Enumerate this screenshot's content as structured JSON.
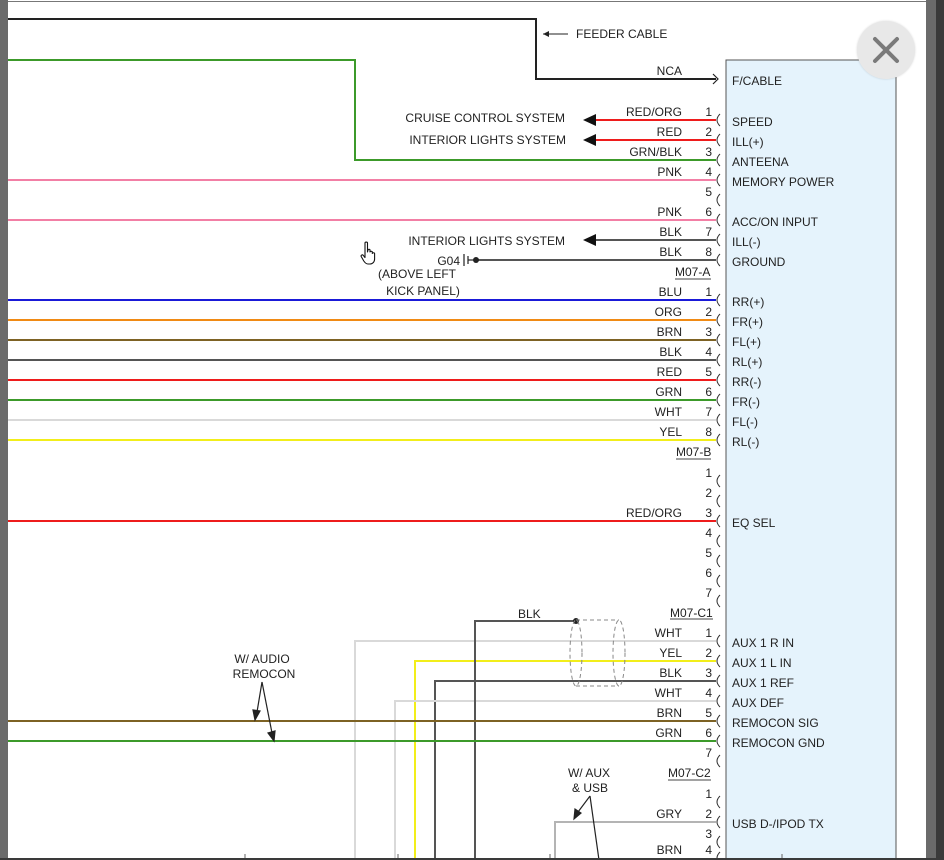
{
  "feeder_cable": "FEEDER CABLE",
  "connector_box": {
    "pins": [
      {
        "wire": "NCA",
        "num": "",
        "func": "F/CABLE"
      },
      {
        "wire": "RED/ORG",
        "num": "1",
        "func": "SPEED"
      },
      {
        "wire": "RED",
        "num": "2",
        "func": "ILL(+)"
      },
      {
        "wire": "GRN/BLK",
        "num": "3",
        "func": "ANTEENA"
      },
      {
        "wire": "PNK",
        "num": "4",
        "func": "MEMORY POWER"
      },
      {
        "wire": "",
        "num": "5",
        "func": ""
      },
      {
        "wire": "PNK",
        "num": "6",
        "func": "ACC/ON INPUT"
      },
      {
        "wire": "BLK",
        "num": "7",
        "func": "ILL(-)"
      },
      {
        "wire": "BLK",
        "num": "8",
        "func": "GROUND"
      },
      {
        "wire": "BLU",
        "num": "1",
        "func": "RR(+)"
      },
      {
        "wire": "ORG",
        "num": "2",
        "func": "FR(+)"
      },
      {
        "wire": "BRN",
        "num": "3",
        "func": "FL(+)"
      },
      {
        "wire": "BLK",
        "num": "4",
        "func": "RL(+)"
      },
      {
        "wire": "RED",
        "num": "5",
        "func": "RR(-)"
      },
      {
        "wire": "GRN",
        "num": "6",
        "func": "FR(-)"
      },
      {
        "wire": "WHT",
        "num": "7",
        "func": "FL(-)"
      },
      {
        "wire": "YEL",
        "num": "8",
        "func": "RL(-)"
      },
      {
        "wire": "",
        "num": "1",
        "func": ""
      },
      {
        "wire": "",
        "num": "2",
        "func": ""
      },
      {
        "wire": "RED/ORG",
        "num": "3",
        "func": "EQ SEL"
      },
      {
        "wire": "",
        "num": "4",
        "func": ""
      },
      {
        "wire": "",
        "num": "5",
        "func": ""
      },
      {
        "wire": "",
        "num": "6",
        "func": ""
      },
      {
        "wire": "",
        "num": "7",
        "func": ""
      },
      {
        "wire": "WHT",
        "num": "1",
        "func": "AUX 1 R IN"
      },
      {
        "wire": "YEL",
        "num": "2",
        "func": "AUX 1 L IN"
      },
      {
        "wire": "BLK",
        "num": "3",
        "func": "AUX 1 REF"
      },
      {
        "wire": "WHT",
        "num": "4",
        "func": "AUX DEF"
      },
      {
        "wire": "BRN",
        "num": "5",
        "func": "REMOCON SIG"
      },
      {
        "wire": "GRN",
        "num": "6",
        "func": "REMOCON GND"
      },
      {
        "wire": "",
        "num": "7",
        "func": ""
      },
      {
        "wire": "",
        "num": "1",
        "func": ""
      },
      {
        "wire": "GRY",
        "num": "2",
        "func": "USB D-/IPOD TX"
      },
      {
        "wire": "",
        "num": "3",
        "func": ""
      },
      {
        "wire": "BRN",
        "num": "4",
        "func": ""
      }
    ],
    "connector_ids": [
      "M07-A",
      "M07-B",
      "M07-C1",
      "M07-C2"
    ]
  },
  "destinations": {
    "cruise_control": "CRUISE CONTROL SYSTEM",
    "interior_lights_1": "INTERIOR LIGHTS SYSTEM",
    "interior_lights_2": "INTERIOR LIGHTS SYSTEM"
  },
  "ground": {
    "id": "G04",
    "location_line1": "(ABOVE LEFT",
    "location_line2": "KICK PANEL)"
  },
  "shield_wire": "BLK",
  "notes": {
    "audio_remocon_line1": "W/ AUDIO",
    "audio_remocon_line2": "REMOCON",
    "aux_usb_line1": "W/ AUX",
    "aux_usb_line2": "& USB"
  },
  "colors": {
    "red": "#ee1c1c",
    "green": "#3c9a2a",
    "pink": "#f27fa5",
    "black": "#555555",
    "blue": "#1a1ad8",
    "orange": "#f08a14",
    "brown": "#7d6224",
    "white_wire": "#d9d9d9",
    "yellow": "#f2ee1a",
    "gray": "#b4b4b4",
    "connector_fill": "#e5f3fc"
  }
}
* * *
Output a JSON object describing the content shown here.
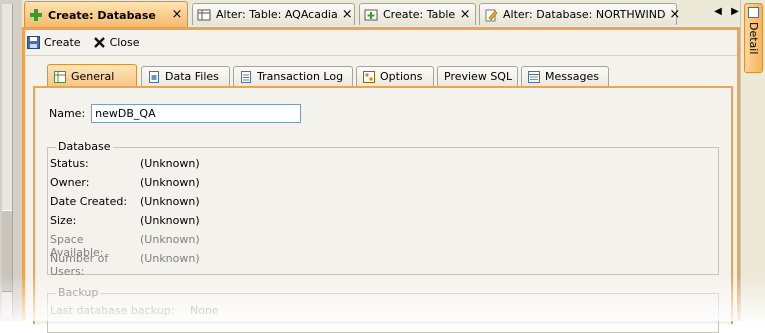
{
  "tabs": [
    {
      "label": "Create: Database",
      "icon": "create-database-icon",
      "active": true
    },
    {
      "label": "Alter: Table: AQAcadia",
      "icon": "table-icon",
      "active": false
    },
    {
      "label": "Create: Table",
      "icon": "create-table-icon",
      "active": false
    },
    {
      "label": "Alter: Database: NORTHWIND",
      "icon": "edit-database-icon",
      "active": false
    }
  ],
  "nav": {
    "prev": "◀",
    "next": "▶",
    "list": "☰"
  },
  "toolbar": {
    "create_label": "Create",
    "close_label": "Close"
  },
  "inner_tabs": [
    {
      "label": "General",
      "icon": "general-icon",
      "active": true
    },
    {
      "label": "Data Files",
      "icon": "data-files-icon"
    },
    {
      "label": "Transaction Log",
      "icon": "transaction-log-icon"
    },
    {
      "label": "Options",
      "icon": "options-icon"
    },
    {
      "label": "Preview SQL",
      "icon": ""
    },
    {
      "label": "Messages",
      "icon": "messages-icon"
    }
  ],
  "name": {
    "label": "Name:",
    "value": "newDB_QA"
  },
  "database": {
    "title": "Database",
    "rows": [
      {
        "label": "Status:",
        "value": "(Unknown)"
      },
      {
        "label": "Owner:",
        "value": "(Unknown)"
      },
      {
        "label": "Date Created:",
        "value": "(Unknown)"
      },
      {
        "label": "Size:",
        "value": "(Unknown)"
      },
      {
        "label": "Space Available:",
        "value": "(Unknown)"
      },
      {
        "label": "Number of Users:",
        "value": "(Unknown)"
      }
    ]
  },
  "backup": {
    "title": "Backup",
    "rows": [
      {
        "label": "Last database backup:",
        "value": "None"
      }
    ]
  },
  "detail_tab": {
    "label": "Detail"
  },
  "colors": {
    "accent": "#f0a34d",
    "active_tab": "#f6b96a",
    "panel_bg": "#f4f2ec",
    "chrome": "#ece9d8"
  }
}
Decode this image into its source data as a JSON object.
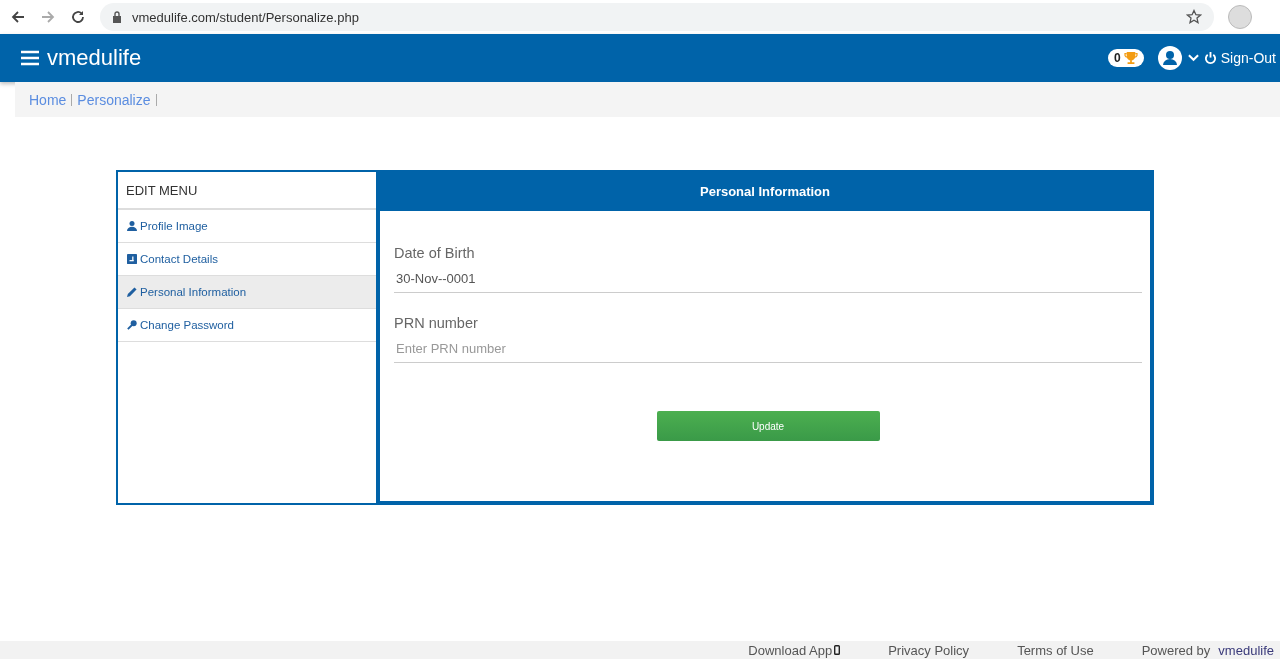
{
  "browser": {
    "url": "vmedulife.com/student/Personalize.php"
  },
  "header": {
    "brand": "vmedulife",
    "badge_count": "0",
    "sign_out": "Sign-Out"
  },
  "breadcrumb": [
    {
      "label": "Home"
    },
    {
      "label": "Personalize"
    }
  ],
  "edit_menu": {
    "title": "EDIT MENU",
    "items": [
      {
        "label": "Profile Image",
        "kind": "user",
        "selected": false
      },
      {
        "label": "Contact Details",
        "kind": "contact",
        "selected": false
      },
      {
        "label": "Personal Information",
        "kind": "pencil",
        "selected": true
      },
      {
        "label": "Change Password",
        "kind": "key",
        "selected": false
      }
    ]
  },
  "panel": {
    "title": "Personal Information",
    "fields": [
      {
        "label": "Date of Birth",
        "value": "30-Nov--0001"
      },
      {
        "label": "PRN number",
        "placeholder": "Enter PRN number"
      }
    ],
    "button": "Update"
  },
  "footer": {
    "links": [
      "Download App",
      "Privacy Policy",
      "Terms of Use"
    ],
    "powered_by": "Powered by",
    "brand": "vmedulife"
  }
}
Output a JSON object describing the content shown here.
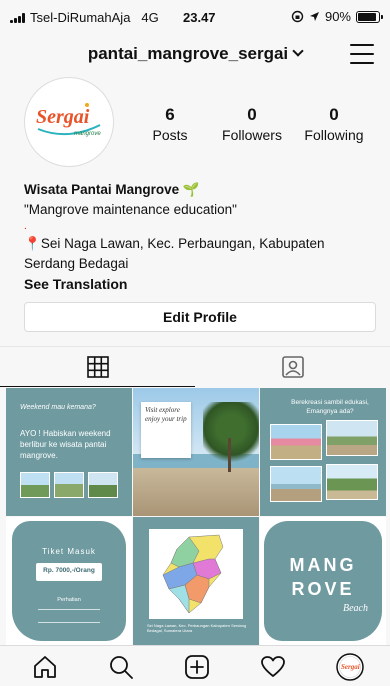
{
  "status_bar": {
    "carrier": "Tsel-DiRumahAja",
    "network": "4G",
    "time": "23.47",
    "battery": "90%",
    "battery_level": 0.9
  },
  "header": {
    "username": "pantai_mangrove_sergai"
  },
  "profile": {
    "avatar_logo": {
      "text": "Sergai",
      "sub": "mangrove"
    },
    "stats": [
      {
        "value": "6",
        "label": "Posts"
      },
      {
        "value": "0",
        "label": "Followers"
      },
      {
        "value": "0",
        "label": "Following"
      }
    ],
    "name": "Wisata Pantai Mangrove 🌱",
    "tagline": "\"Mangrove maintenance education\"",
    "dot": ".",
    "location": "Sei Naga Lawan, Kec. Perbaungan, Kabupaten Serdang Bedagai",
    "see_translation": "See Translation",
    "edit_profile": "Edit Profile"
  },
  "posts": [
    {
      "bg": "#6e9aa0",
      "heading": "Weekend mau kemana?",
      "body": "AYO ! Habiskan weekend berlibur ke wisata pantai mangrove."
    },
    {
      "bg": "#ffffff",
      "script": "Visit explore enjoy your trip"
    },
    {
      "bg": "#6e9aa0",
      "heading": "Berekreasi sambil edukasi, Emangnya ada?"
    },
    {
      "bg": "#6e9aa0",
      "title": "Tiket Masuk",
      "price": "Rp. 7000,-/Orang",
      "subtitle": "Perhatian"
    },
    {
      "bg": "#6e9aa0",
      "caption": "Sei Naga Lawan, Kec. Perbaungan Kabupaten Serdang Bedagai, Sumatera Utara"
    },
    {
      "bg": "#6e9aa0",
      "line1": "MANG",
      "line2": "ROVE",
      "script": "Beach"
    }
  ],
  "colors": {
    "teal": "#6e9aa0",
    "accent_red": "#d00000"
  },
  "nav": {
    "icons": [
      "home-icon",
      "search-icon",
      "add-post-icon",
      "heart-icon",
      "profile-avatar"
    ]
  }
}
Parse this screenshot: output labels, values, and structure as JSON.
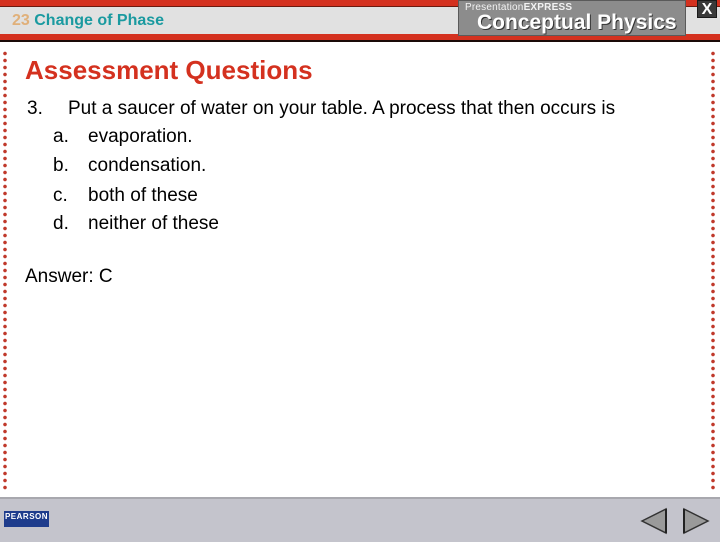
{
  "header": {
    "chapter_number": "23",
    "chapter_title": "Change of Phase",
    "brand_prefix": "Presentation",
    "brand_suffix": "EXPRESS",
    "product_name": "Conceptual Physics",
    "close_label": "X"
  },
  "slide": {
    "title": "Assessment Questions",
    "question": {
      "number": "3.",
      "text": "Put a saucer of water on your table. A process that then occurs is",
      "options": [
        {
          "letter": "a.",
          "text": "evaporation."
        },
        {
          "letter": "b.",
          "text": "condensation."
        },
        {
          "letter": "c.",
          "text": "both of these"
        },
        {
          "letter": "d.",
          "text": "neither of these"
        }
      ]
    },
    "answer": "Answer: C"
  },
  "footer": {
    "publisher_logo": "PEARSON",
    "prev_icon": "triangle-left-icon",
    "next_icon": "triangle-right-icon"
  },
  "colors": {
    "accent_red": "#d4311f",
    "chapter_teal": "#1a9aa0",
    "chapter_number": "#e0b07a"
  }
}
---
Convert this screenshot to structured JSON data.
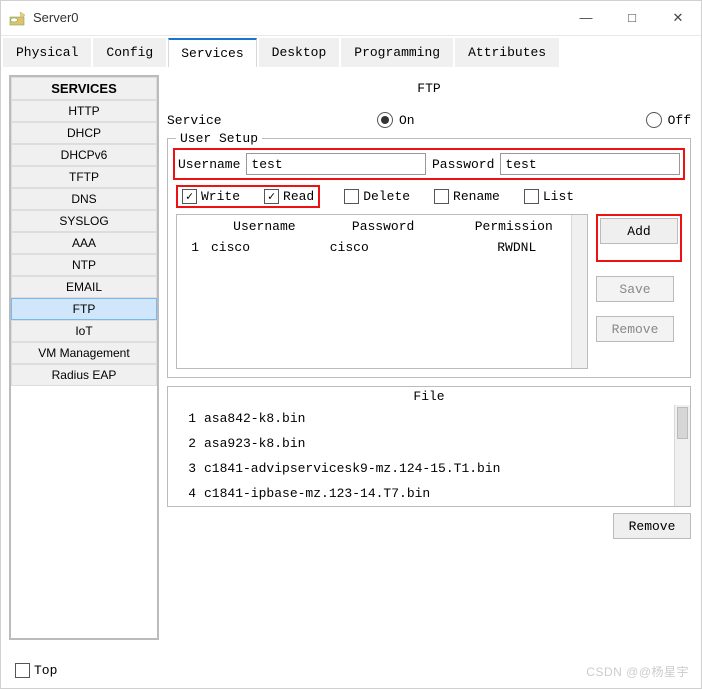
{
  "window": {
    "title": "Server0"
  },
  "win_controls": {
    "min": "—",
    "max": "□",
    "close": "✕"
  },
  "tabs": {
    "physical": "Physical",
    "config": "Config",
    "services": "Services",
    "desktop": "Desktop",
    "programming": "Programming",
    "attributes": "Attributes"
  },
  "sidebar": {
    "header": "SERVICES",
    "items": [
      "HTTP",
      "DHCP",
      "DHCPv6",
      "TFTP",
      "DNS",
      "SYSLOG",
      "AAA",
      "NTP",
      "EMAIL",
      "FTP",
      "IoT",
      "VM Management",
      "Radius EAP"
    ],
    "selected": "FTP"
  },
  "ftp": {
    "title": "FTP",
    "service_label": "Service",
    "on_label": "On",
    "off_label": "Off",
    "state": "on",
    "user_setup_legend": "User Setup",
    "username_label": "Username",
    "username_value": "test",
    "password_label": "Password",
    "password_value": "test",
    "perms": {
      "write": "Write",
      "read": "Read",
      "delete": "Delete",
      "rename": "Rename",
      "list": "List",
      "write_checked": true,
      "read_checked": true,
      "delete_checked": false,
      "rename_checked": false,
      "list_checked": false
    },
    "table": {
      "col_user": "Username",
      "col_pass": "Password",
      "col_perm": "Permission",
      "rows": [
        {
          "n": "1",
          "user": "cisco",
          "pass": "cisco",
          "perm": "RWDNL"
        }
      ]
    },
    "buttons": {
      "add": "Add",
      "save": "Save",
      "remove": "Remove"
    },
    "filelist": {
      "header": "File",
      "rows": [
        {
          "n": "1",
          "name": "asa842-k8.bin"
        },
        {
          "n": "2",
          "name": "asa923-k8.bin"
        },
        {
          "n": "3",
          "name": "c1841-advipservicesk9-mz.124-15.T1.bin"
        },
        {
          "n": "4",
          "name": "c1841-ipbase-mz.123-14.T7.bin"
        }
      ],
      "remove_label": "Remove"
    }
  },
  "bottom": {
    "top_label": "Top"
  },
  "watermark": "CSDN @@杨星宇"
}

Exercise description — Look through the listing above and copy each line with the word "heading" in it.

Exercise result —
      "heading": "Weekend mau kemana?",
      "heading": "Berekreasi sambil edukasi, Emangnya ada?"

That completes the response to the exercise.